Every record below is to be restated word for word, and no picture is to be copied.

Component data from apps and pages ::
____________________
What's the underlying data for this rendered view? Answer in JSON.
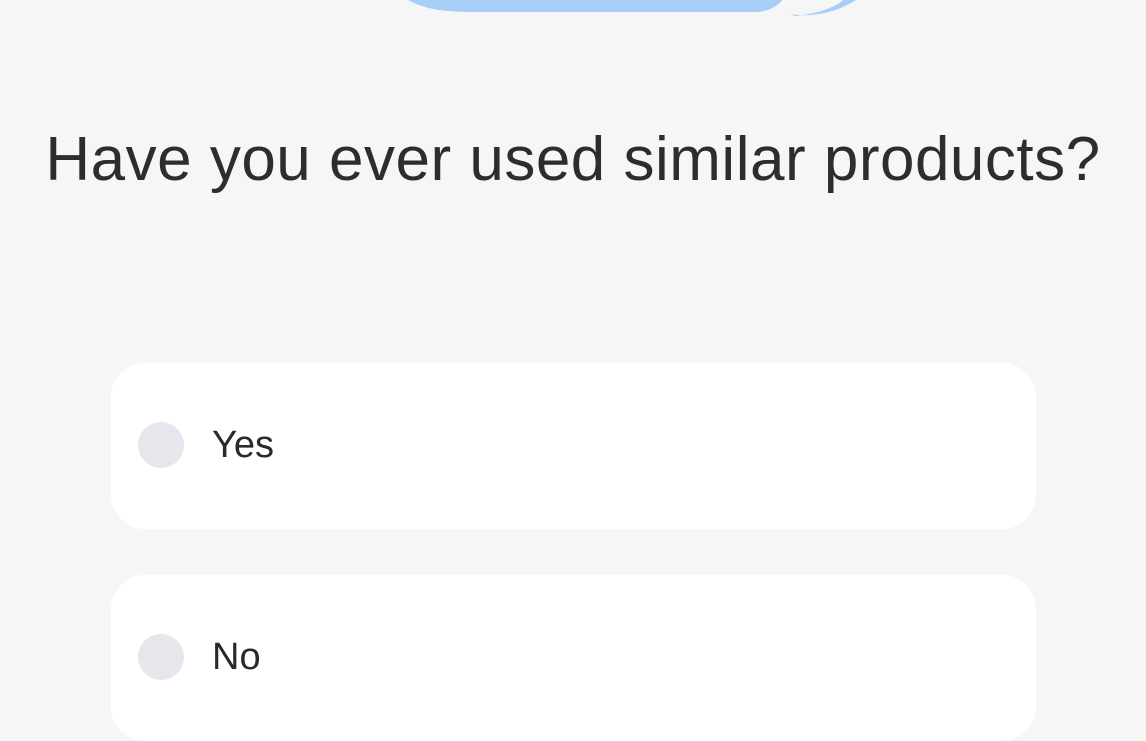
{
  "survey": {
    "question": "Have you ever used similar products?",
    "options": [
      {
        "label": "Yes",
        "selected": false
      },
      {
        "label": "No",
        "selected": false
      }
    ]
  },
  "colors": {
    "background": "#f6f6f7",
    "card": "#ffffff",
    "radio": "#e6e7ec",
    "illustration": "#a8cef8",
    "text": "#2d2d30"
  },
  "icons": {
    "illustration": "speech-bubble-illustration",
    "radio": "radio-circle"
  }
}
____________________
Answer to the problem ::
What's the underlying data for this rendered view? Answer in JSON.
{
  "survey": {
    "question": "Have you ever used similar products?",
    "options": [
      {
        "label": "Yes",
        "selected": false
      },
      {
        "label": "No",
        "selected": false
      }
    ]
  },
  "colors": {
    "background": "#f6f6f7",
    "card": "#ffffff",
    "radio": "#e6e7ec",
    "illustration": "#a8cef8",
    "text": "#2d2d30"
  },
  "icons": {
    "illustration": "speech-bubble-illustration",
    "radio": "radio-circle"
  }
}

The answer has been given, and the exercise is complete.